Added to it were the severe weather which existed on the Hump almost year around. The monsoon season, with heavy cloudiness, fierce rain and embedded severe thunderstorms with turbulence severe enough to damage aircraft. Also, heavy ground fogs, with ground visibilities down to zero/zero, occurred almost nightly and severe thunderstorms occurred over the route on an irregular basis. Winter winds aloft were extreme, often exceeding 150KMPH. Most night flying had to be done by instruments from takeoff due to lack of any ground or horizon references, until well into western China.

As a result, the losses were staggering. The hump became a death route for aircrafts and air crews, which many labelled as “Aluminium Alley”. As one pilot recollected “On a clear day, you could see the sun reflecting off the wreckage of crashed planes lying there.”


Flying the HUMP
Flying the HUMP

Assam bases attacked by Japanese Air Strikes

By late 1942, it was clear that Burma was going to stay closed for a long time, that China was thoroughly blockaded, and that if she were to be supplied at all it would have to be by air from the Assam bases.
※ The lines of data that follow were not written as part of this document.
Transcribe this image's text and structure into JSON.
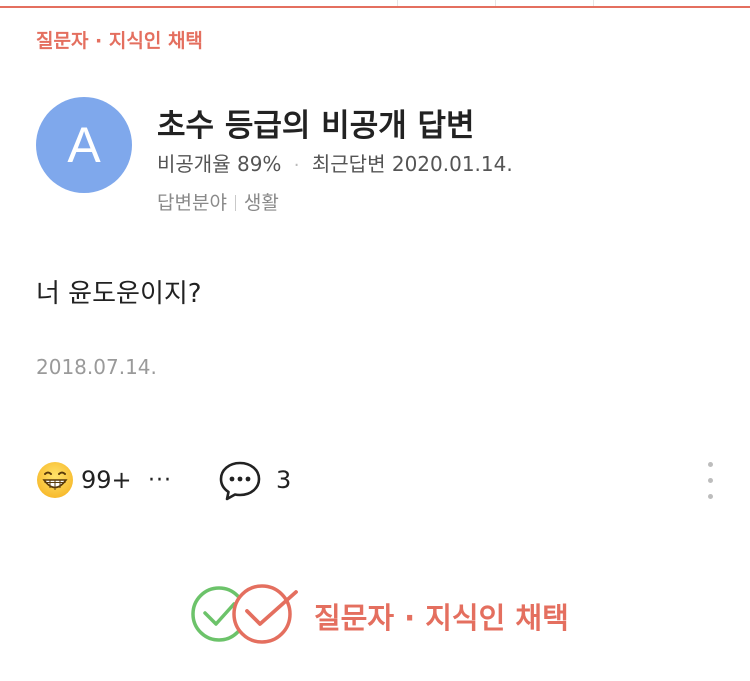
{
  "header": {
    "badge": "질문자 · 지식인 채택"
  },
  "profile": {
    "avatar_letter": "A",
    "name": "초수 등급의 비공개 답변",
    "private_rate_label": "비공개율",
    "private_rate": "89%",
    "recent_answer_label": "최근답변",
    "recent_answer_date": "2020.01.14.",
    "field_label": "답변분야",
    "field_value": "생활"
  },
  "answer": {
    "text": "너 윤도운이지?",
    "date": "2018.07.14."
  },
  "actions": {
    "reaction_icon": "grinning-face-icon",
    "reaction_count": "99+",
    "more_label": "···",
    "comment_icon": "speech-bubble-icon",
    "comment_count": "3",
    "menu_icon": "vertical-dots-icon"
  },
  "selection": {
    "label": "질문자 · 지식인 채택",
    "icon": "double-check-circles-icon"
  },
  "colors": {
    "accent": "#e46f5f",
    "avatar": "#7fa8ec",
    "check_green": "#6cc36a"
  }
}
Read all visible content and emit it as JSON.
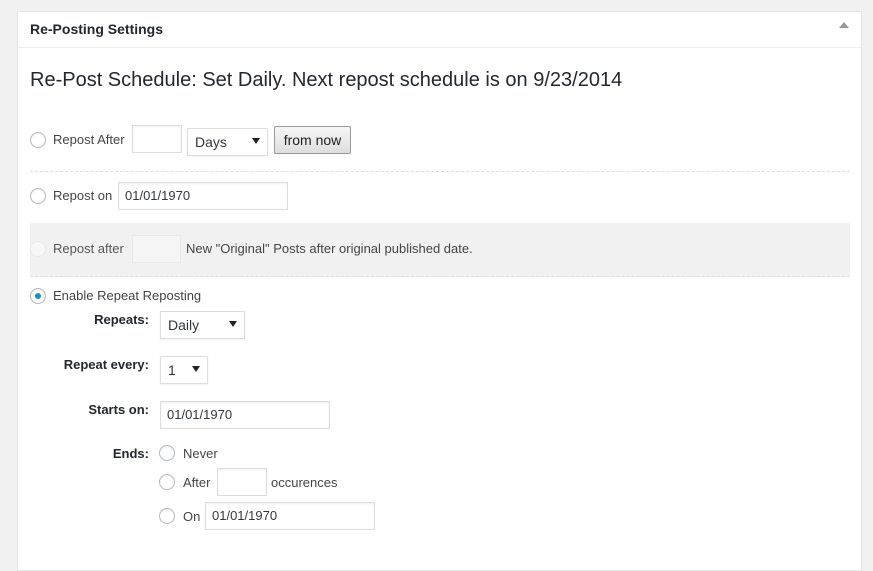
{
  "panel": {
    "title": "Re-Posting Settings"
  },
  "schedule_heading": "Re-Post Schedule: Set Daily. Next repost schedule is on 9/23/2014",
  "repost_after": {
    "label": "Repost After",
    "value": "",
    "unit": "Days",
    "button": "from now"
  },
  "repost_on": {
    "label": "Repost on",
    "date": "01/01/1970"
  },
  "repost_after_original": {
    "label": "Repost after",
    "value": "",
    "suffix": "New \"Original\" Posts after original published date."
  },
  "repeat": {
    "enable_label": "Enable Repeat Reposting",
    "repeats_label": "Repeats:",
    "repeats_value": "Daily",
    "every_label": "Repeat every:",
    "every_value": "1",
    "starts_label": "Starts on:",
    "starts_value": "01/01/1970",
    "ends_label": "Ends:",
    "ends_never": "Never",
    "ends_after": "After",
    "ends_after_value": "",
    "ends_occurrences": "occurences",
    "ends_on": "On",
    "ends_on_value": "01/01/1970"
  }
}
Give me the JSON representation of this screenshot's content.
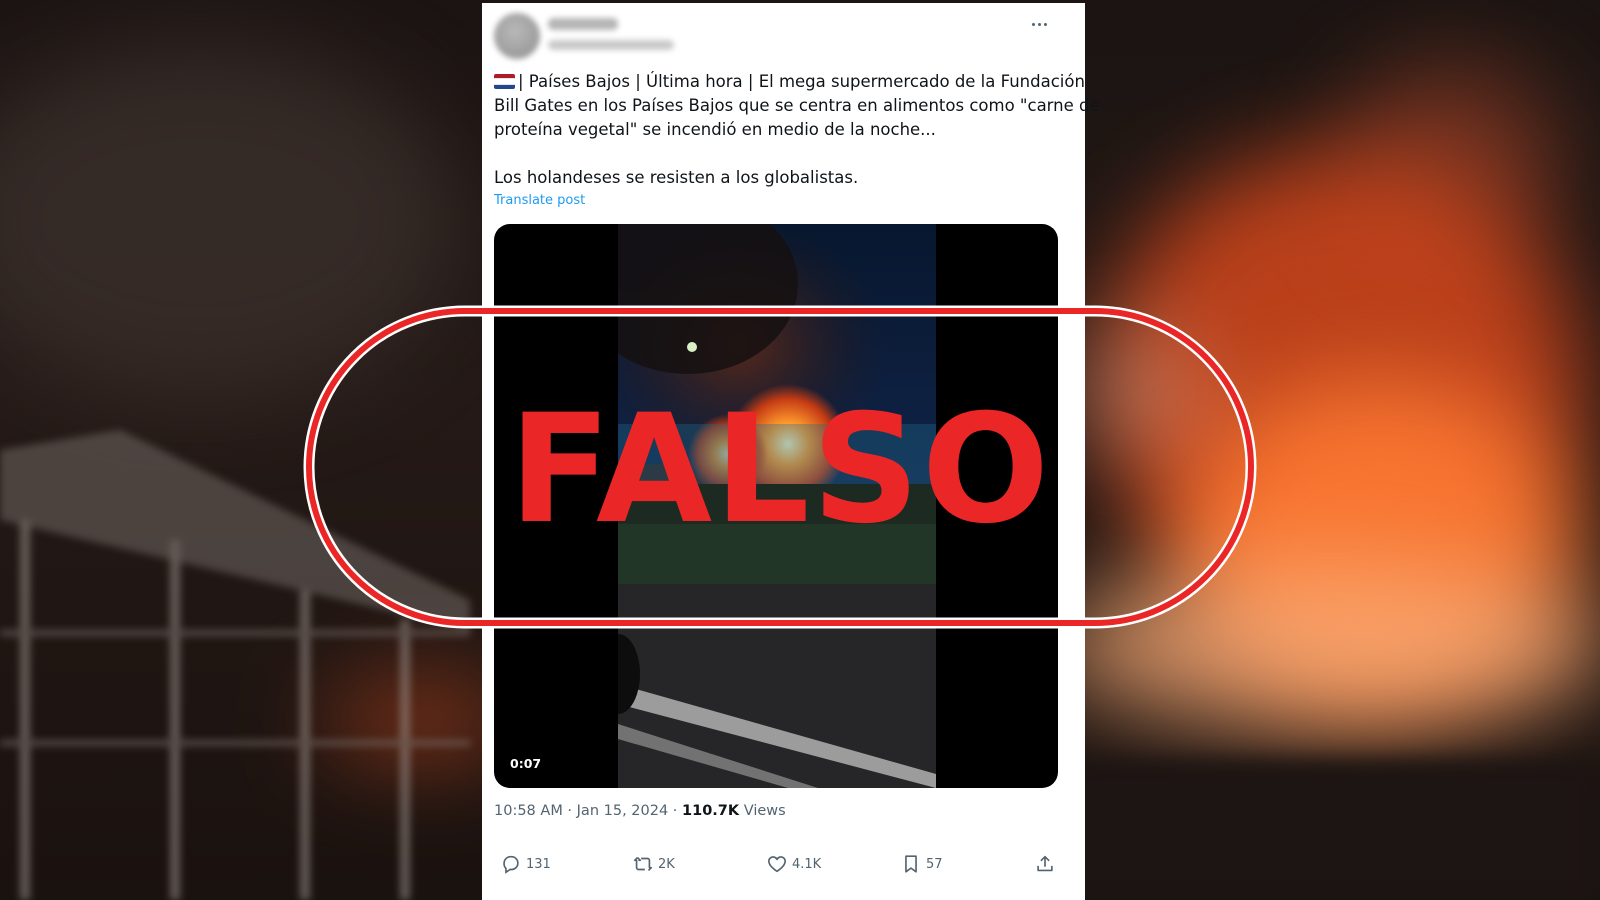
{
  "tweet": {
    "author_name": "",
    "author_handle": "",
    "flag": "netherlands-flag",
    "text_lines": [
      "| Países Bajos | Última hora | El mega supermercado de la Fundación",
      "Bill Gates en los Países Bajos que se centra en alimentos como \"carne de",
      "proteína vegetal\" se incendió en medio de la noche..."
    ],
    "text_line2": "Los holandeses se resisten a los globalistas.",
    "translate_label": "Translate post",
    "video": {
      "duration": "0:07"
    },
    "meta": {
      "time": "10:58 AM",
      "separator": " · ",
      "date": "Jan 15, 2024",
      "views_count": "110.7K",
      "views_label": "Views"
    },
    "actions": {
      "replies": "131",
      "reposts": "2K",
      "likes": "4.1K",
      "bookmarks": "57"
    }
  },
  "stamp": {
    "label": "FALSO",
    "color": "#ea2626"
  },
  "colors": {
    "accent": "#1d9bf0",
    "text": "#0f1419",
    "muted": "#536471",
    "stamp": "#ea2626"
  }
}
The Japanese had already begun to realize the importance of the Assam route and in October, the air raids started. On 25th October, 100 bombers and fighters, bombing from 10,000 feet (3,000 m) and strafing from 100 feet (30 m), achieved complete surprise. Dinjanand Chabua were heavily bombed, and nine transports and twenty fighters were destroyed or badly damaged by low-level strafing. The next day Sookerating was strafed by 30 fighters, again without warning. A third raid struck Chabua on 28 October.
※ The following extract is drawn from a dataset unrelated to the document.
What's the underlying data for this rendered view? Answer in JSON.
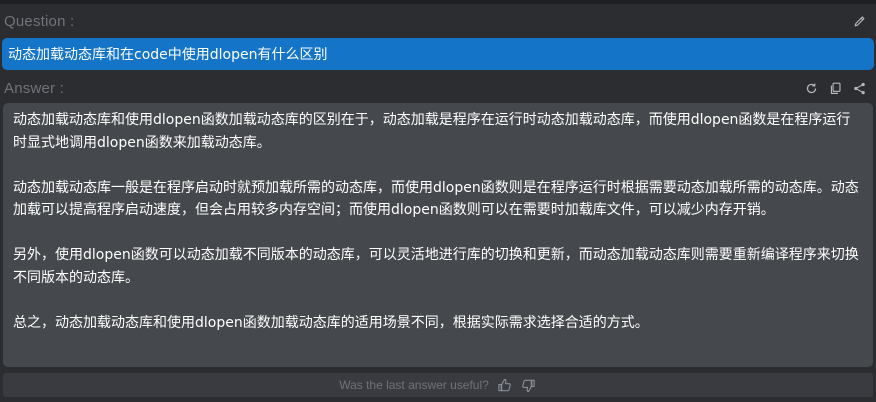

But despite the enormous difficulties, the pace of the, then unheard of aerial bridge gathered pace. Day in and out, night after night, amidst heavy showers and malarial mosquitoes, The Assam Backwaters became the hub of Logistics and the life line of the Chinese rear-guard. “We carried everything from millions of gallons of gasoline in 55-gallon drums to fuel air operations, to a full load of Kotex for the women!!   Three mules to a load in a C-47 for pack animals for Merrill’s Marauders in Burma and, just about anything else you can imagine.”  

Overlay of all of the main routes
Overlay of all of the main routes

General William H Tunner’sfinal report stated that the airlift “expended” 594 aircraft. At least 468 American and 41 CNAC aircraft were known lost from all causes, with 1,314 air crewmen and passengers killed. In addition, 81 more aircraft were never accounted for, with their 345 personnel listed as missing. Another 1,200 personnel had been rescued or walked back to base on their own.

 The final summary of logged flight time in the airlift totalled 1.5 million hours and accounted for 685,304 gross tons of cargo carried eastbound during hostilities, dwarfing that of the Stilwell Road (147,000 tons). In addition to cargo, 33,400 persons were transported, in one or both directions. The India-China ferrying operation was the largest and most extended strategic air bridge (in volume of cargo airlifted) in aviation history until exceeded in 1949 by the Berlin airlift, an operation also commanded by Gen. Tunner. Tunner, writing in Over the Hump, described the significance of the India-China Airlift:

 “Once the airlift got underway, every drop of fuel, every weapon, and every round of ammunition, and 100 percent of such diverse supplies as carbon paper and C-rations, every such item used by American forces in China was flown in by airlift. Never in the history of transportation had any community been supplied such a large proportion of its needs by air, even in the heart of civilization over friendly terrain…After the Hump, those of us who had developed an expertise in air transportation knew that we could fly anything anywhere anytime.”

 For its efforts and sacrifices, the India-China Wing of the ATC was awarded the American Presidential Unit Citation on 29 January 1944 at the personal direction of President Franklin D. Roosevelt, the first such award made to a non-combat organization.

 (Javed Amin is a professional engineer and a Supply Chain expert, having worked with reputed companies like Airtel, TVS and TATA. He is currently engaged as a consultant with various organisations including the Asian Development Bank (ADB).)